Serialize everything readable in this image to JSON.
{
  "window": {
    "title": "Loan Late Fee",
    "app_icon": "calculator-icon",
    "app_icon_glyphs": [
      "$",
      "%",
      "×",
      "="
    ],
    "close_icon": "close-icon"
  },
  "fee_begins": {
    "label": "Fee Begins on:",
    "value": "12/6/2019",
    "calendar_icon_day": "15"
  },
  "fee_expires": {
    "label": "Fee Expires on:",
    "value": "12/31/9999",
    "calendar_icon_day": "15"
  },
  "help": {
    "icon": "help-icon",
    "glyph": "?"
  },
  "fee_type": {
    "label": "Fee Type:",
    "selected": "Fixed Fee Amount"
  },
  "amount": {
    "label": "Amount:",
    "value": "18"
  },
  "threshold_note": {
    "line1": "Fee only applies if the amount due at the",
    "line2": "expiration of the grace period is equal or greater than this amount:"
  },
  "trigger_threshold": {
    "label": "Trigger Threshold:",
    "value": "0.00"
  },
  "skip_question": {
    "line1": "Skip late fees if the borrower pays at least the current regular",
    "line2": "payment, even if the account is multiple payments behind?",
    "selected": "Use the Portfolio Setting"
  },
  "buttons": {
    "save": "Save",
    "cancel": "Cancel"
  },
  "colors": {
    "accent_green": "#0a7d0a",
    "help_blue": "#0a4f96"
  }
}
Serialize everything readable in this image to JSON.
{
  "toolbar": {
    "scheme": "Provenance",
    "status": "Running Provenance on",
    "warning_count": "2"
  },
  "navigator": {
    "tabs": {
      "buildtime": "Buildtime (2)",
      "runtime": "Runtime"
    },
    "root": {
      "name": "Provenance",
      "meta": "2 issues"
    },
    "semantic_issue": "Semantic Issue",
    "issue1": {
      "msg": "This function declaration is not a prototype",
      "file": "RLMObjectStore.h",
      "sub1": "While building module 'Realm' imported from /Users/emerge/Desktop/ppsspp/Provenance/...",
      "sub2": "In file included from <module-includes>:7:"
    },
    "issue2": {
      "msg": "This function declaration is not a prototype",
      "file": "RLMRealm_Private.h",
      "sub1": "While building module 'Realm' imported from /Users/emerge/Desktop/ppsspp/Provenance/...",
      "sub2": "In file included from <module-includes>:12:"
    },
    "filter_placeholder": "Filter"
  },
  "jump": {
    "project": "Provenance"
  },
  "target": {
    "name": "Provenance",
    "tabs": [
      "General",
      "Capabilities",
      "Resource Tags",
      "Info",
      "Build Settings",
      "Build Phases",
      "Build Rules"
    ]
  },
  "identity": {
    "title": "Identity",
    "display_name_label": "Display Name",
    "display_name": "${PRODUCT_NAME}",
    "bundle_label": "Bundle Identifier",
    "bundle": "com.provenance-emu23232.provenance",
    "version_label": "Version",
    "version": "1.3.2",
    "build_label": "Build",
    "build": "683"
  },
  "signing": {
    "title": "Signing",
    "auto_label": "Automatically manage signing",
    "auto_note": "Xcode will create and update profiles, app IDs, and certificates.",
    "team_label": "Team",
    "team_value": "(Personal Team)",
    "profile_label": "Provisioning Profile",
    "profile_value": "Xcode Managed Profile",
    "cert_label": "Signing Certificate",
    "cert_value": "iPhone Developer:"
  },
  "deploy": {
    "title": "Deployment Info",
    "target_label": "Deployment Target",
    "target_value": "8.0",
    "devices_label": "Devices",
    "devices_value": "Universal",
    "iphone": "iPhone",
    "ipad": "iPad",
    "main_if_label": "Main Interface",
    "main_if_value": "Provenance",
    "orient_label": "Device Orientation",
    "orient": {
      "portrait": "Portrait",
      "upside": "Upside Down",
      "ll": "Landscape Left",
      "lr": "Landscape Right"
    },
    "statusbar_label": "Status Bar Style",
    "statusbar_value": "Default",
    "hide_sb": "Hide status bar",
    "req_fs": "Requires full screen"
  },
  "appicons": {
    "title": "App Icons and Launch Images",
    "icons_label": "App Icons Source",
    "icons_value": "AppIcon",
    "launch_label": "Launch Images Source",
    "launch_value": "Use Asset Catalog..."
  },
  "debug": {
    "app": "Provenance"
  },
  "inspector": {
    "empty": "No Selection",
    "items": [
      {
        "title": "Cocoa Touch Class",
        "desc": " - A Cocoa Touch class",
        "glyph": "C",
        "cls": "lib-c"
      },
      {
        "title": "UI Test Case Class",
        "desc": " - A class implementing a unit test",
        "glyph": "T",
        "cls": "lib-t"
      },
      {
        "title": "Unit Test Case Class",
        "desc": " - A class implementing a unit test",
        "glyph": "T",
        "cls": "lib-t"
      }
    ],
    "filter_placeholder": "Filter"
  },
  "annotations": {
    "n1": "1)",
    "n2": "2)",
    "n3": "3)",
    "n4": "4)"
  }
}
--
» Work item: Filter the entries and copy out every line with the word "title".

» Task solution:
    "title": "Loan Late Fee",
    "title": "Identity",
    "title": "Signing",
    "title": "Deployment Info",
    "title": "App Icons and Launch Images",
        "title": "Cocoa Touch Class",
        "title": "UI Test Case Class",
        "title": "Unit Test Case Class",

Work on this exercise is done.